    A: Similar to the pregnancy scenario, there is no research to suggest that binaural beats are harmful for babies or children, although in the same vein, there is also no evidence to support their use.

    In saying that, there has been a number of people within the area suggesting that the use of delta waves specifically (in both babies and young children) can promote an enhanced state of relaxation.

    This is further suggested to improve sleep quality and duration, which is obviously an excellent thing – particularly for those children with sleeping problems.

  • Q: Are binaural beats scientifically proven?

    A: Now, while our article on binaural beats does outline some of the research surrounding binaural beats, this may require further clarification.

    There has been a host of research around the use of binaural beats in humans, and the results have been extremely positive. In fact, this same research has demonstrated that binaural beats have the capacity to improve cognition, decrease stress, and improve relaxation and sleep, while also leading to improved creativity and cognitive function [1].
  • For those of you interested in looking at some of the research yourself, this scientific review summarizes a number of research papers within the area, and is well worth a read if you have the time.

  • Q: Can binaural beats get you high/make you trip/make you hallucinate?

    A: This is an interesting question that actually gets asked quite a lot by those individuals interested in herbal remedies and natural medicine.

    Binaural beats are known to improve relaxation and creativity, while also having the ability to put us into a state of pre-sleep. With this in mind, these feelings can aid in mediation and promote enhanced day dreaming.
  • So as a result, while binaural beats can’t actually cause us to hallucinate per se, they do allow our mind to wander and can change our mood significantly – something that many would describe as a natural high.

  • Q: Are binaural beats safe for you and your ears?

    A: In their simplest form, binaural beats are completely safe, but if applied through headphones they do open us up to some potential harm.

    Namely​ Noice Induced Hearing Loss (NIHL for short). 

    NIHL is exactly what it sounds like – hearing loss induced by loud or sudden bursts of noise.

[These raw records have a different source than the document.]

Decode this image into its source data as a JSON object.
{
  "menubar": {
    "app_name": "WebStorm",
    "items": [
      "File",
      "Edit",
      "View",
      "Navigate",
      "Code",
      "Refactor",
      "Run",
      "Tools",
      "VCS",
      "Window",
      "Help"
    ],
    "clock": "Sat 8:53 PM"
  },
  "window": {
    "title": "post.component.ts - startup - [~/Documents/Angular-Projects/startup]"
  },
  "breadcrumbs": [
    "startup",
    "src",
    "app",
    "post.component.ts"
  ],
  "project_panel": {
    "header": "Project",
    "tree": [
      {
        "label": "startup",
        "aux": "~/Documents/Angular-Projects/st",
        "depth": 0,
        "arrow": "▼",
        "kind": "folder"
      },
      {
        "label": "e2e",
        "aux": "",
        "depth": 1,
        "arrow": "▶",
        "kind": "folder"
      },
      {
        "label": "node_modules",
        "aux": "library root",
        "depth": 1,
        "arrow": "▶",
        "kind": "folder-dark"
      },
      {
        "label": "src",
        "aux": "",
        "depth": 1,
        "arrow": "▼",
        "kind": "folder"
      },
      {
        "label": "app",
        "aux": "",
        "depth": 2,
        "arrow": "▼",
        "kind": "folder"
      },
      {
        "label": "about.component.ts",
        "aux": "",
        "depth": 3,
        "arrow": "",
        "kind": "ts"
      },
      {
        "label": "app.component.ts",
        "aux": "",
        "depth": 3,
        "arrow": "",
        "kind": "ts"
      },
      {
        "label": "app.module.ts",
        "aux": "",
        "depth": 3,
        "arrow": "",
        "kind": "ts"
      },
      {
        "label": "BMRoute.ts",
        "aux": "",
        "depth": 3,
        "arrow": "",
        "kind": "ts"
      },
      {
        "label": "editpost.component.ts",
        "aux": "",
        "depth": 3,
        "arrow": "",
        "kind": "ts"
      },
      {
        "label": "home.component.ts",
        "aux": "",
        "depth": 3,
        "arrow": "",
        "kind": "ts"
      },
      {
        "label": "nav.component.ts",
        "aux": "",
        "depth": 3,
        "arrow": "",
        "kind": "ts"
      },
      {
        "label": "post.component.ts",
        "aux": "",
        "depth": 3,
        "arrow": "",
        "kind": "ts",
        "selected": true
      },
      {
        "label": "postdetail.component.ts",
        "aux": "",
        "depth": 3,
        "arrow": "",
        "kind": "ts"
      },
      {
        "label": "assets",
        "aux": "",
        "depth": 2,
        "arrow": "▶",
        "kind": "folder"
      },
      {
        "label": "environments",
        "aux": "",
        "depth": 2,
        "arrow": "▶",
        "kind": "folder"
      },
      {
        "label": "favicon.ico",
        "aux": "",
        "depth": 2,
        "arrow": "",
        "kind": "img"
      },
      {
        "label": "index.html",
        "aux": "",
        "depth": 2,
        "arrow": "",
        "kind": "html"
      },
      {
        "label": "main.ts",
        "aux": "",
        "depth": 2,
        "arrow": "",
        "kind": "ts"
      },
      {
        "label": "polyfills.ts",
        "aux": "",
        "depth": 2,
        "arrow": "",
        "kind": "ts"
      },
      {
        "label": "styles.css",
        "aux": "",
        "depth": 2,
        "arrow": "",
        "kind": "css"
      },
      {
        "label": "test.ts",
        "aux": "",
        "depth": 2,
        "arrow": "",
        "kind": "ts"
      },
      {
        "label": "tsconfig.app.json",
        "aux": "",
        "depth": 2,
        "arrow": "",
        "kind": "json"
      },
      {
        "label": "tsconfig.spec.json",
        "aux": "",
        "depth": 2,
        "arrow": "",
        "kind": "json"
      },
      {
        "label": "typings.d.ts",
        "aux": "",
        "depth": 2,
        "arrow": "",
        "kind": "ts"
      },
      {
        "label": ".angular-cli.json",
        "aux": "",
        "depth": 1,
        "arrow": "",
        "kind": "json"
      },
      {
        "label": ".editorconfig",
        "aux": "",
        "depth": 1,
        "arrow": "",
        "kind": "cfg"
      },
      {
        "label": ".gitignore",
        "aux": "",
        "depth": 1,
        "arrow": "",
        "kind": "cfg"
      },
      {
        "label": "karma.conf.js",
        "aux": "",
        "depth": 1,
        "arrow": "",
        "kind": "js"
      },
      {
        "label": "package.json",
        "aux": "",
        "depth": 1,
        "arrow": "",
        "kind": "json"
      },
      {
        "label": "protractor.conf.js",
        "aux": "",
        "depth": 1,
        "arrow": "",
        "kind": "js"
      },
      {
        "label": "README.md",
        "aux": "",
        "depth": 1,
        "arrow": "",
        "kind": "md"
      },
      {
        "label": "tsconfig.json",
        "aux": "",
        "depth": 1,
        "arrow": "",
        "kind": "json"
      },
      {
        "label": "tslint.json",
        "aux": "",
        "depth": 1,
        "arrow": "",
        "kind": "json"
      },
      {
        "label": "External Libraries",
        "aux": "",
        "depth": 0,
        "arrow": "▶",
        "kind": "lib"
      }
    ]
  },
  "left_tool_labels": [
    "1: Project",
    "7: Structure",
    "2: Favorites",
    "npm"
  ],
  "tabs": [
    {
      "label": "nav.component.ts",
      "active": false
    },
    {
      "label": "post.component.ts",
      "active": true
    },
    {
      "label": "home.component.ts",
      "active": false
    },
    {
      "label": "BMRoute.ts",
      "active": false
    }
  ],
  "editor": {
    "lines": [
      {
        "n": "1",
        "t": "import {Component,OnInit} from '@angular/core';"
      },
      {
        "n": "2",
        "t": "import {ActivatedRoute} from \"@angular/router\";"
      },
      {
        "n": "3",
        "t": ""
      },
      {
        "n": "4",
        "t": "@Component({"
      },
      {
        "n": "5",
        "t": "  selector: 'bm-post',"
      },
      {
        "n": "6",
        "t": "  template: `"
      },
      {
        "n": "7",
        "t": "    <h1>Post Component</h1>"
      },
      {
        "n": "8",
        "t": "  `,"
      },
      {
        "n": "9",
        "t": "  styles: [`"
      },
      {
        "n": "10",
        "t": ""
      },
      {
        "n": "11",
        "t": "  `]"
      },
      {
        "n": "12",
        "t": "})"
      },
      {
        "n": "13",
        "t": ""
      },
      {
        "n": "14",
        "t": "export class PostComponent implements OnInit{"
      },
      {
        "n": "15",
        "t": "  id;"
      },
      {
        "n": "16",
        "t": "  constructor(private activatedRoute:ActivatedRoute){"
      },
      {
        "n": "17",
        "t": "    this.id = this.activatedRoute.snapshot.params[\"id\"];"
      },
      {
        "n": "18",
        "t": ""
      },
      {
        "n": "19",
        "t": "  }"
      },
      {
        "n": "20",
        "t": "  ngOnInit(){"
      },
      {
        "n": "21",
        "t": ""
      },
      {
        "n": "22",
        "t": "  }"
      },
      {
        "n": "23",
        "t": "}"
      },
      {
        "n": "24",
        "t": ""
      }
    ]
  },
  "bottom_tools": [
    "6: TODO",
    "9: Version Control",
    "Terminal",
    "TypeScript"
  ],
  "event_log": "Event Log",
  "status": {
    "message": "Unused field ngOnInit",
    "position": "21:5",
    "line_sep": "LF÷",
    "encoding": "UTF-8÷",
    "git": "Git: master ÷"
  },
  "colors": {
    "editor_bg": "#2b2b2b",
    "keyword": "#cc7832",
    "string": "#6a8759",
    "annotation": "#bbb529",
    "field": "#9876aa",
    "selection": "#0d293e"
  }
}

With this in mind, when using binaural beats in conjunction with headphones, they should be applied with lower volumes to reduce the risk of NIHL.

  • Q: Are binaural beats effective while sleeping?

    A: While there hasn’t been a heap of research on this topic specifically, there has been some evidence to suggest that listening to lower spectrum binaural beats (such as delta waves) during sleep may actually lead to improved sleep quality [2].

    This is may have the potential to improve recovery, while also increasing alertness during the day.

  • Q: How do binaural beats help you sleep?

    A: As touched on briefly above (and in our article on binaural beats), binaural beats have the potential to improve sleep quality AND help us fall asleep.

    You see, during states of relaxation and deep sleep our brainwave frequency typically drops below 4 Hz. This is a natural occurrence that lends itself to the sleep process.
  • By using binaural beats (with specific emphasis on delta waves and theta waves) that replicate these frequencies, we can slow down to the brainwave of the brain, replicating a sleep state. This can not only make it easier to fall asleep, but also improve our ability to remain asleep throughout the night.

  • Q: Do binaural beats help with lucid dreaming?

    A: Binaural beats are thought to have some capacity to promote and improve lucid dreaming. The theta wave (4-8 Hz) in particular has shown strong associations with creativity, relaxation, and light sleep (the same type of sleep where we experience our dreams).
  • As such, by listening to these specific beats as we fall asleep can keep the brain in this state and enhance our dreaming experience. This will also allow us to maintain awareness without drifting in